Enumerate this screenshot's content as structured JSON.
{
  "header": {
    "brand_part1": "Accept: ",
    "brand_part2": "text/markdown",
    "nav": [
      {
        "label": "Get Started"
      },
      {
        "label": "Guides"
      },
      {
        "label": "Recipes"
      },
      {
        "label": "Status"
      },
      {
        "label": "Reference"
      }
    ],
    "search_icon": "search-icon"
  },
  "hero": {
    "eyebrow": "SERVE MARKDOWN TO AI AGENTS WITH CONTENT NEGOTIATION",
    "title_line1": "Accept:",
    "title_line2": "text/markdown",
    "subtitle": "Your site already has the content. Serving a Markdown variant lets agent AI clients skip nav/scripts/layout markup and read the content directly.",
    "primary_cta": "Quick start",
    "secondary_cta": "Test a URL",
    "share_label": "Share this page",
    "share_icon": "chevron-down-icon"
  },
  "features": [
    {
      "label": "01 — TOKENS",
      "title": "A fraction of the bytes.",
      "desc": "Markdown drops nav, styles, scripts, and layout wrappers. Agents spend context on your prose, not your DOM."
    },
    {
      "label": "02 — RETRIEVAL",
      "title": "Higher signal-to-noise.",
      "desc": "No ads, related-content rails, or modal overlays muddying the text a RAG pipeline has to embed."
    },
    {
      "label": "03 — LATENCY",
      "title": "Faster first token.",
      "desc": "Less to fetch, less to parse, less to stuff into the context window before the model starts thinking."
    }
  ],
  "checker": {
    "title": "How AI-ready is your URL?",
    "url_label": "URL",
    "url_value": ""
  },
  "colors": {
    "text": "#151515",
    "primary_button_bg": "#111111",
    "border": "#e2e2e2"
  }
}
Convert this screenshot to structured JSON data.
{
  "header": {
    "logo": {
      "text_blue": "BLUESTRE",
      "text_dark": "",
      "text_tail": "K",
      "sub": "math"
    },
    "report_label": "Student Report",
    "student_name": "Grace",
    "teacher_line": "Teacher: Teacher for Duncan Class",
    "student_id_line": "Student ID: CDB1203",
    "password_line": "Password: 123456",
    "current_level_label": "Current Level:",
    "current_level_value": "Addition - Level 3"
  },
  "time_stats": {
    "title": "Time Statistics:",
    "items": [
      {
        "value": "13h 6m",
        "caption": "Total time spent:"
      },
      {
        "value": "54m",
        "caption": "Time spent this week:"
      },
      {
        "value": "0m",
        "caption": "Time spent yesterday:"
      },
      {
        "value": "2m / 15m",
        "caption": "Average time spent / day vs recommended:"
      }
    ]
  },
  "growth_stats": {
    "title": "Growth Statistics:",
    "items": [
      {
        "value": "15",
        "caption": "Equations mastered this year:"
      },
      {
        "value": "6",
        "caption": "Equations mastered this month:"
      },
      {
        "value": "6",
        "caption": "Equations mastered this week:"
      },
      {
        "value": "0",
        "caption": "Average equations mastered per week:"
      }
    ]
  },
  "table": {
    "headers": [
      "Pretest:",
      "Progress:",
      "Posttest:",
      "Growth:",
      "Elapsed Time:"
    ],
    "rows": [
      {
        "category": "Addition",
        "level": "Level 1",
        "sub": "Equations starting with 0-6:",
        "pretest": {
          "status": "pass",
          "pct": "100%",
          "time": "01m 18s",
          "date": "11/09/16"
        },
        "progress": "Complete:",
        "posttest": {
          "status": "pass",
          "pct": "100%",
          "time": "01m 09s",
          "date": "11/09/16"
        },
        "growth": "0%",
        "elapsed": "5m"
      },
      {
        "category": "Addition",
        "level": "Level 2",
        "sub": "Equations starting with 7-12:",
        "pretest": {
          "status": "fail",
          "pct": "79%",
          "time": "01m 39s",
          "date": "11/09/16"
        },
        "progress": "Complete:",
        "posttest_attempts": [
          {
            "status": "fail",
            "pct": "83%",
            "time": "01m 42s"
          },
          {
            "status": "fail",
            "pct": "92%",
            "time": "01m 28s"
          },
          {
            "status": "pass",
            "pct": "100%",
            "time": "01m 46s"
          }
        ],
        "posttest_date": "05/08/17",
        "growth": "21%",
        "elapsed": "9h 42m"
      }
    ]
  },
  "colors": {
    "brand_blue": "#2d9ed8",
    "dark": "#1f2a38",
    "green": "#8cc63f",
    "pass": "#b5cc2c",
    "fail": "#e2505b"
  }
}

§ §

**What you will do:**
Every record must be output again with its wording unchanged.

**Task solution:**
Enumerate this screenshot's content as structured JSON.
{
  "header": {
    "brand_part1": "Accept: ",
    "brand_part2": "text/markdown",
    "nav": [
      {
        "label": "Get Started"
      },
      {
        "label": "Guides"
      },
      {
        "label": "Recipes"
      },
      {
        "label": "Status"
      },
      {
        "label": "Reference"
      }
    ],
    "search_icon": "search-icon"
  },
  "hero": {
    "eyebrow": "SERVE MARKDOWN TO AI AGENTS WITH CONTENT NEGOTIATION",
    "title_line1": "Accept:",
    "title_line2": "text/markdown",
    "subtitle": "Your site already has the content. Serving a Markdown variant lets agent AI clients skip nav/scripts/layout markup and read the content directly.",
    "primary_cta": "Quick start",
    "secondary_cta": "Test a URL",
    "share_label": "Share this page",
    "share_icon": "chevron-down-icon"
  },
  "features": [
    {
      "label": "01 — TOKENS",
      "title": "A fraction of the bytes.",
      "desc": "Markdown drops nav, styles, scripts, and layout wrappers. Agents spend context on your prose, not your DOM."
    },
    {
      "label": "02 — RETRIEVAL",
      "title": "Higher signal-to-noise.",
      "desc": "No ads, related-content rails, or modal overlays muddying the text a RAG pipeline has to embed."
    },
    {
      "label": "03 — LATENCY",
      "title": "Faster first token.",
      "desc": "Less to fetch, less to parse, less to stuff into the context window before the model starts thinking."
    }
  ],
  "checker": {
    "title": "How AI-ready is your URL?",
    "url_label": "URL",
    "url_value": ""
  },
  "colors": {
    "text": "#151515",
    "primary_button_bg": "#111111",
    "border": "#e2e2e2"
  }
}
Convert this screenshot to structured JSON data.
{
  "header": {
    "logo": {
      "text_blue": "BLUESTRE",
      "text_dark": "",
      "text_tail": "K",
      "sub": "math"
    },
    "report_label": "Student Report",
    "student_name": "Grace",
    "teacher_line": "Teacher: Teacher for Duncan Class",
    "student_id_line": "Student ID: CDB1203",
    "password_line": "Password: 123456",
    "current_level_label": "Current Level:",
    "current_level_value": "Addition - Level 3"
  },
  "time_stats": {
    "title": "Time Statistics:",
    "items": [
      {
        "value": "13h 6m",
        "caption": "Total time spent:"
      },
      {
        "value": "54m",
        "caption": "Time spent this week:"
      },
      {
        "value": "0m",
        "caption": "Time spent yesterday:"
      },
      {
        "value": "2m / 15m",
        "caption": "Average time spent / day vs recommended:"
      }
    ]
  },
  "growth_stats": {
    "title": "Growth Statistics:",
    "items": [
      {
        "value": "15",
        "caption": "Equations mastered this year:"
      },
      {
        "value": "6",
        "caption": "Equations mastered this month:"
      },
      {
        "value": "6",
        "caption": "Equations mastered this week:"
      },
      {
        "value": "0",
        "caption": "Average equations mastered per week:"
      }
    ]
  },
  "table": {
    "headers": [
      "Pretest:",
      "Progress:",
      "Posttest:",
      "Growth:",
      "Elapsed Time:"
    ],
    "rows": [
      {
        "category": "Addition",
        "level": "Level 1",
        "sub": "Equations starting with 0-6:",
        "pretest": {
          "status": "pass",
          "pct": "100%",
          "time": "01m 18s",
          "date": "11/09/16"
        },
        "progress": "Complete:",
        "posttest": {
          "status": "pass",
          "pct": "100%",
          "time": "01m 09s",
          "date": "11/09/16"
        },
        "growth": "0%",
        "elapsed": "5m"
      },
      {
        "category": "Addition",
        "level": "Level 2",
        "sub": "Equations starting with 7-12:",
        "pretest": {
          "status": "fail",
          "pct": "79%",
          "time": "01m 39s",
          "date": "11/09/16"
        },
        "progress": "Complete:",
        "posttest_attempts": [
          {
            "status": "fail",
            "pct": "83%",
            "time": "01m 42s"
          },
          {
            "status": "fail",
            "pct": "92%",
            "time": "01m 28s"
          },
          {
            "status": "pass",
            "pct": "100%",
            "time": "01m 46s"
          }
        ],
        "posttest_date": "05/08/17",
        "growth": "21%",
        "elapsed": "9h 42m"
      }
    ]
  },
  "colors": {
    "brand_blue": "#2d9ed8",
    "dark": "#1f2a38",
    "green": "#8cc63f",
    "pass": "#b5cc2c",
    "fail": "#e2505b"
  }
}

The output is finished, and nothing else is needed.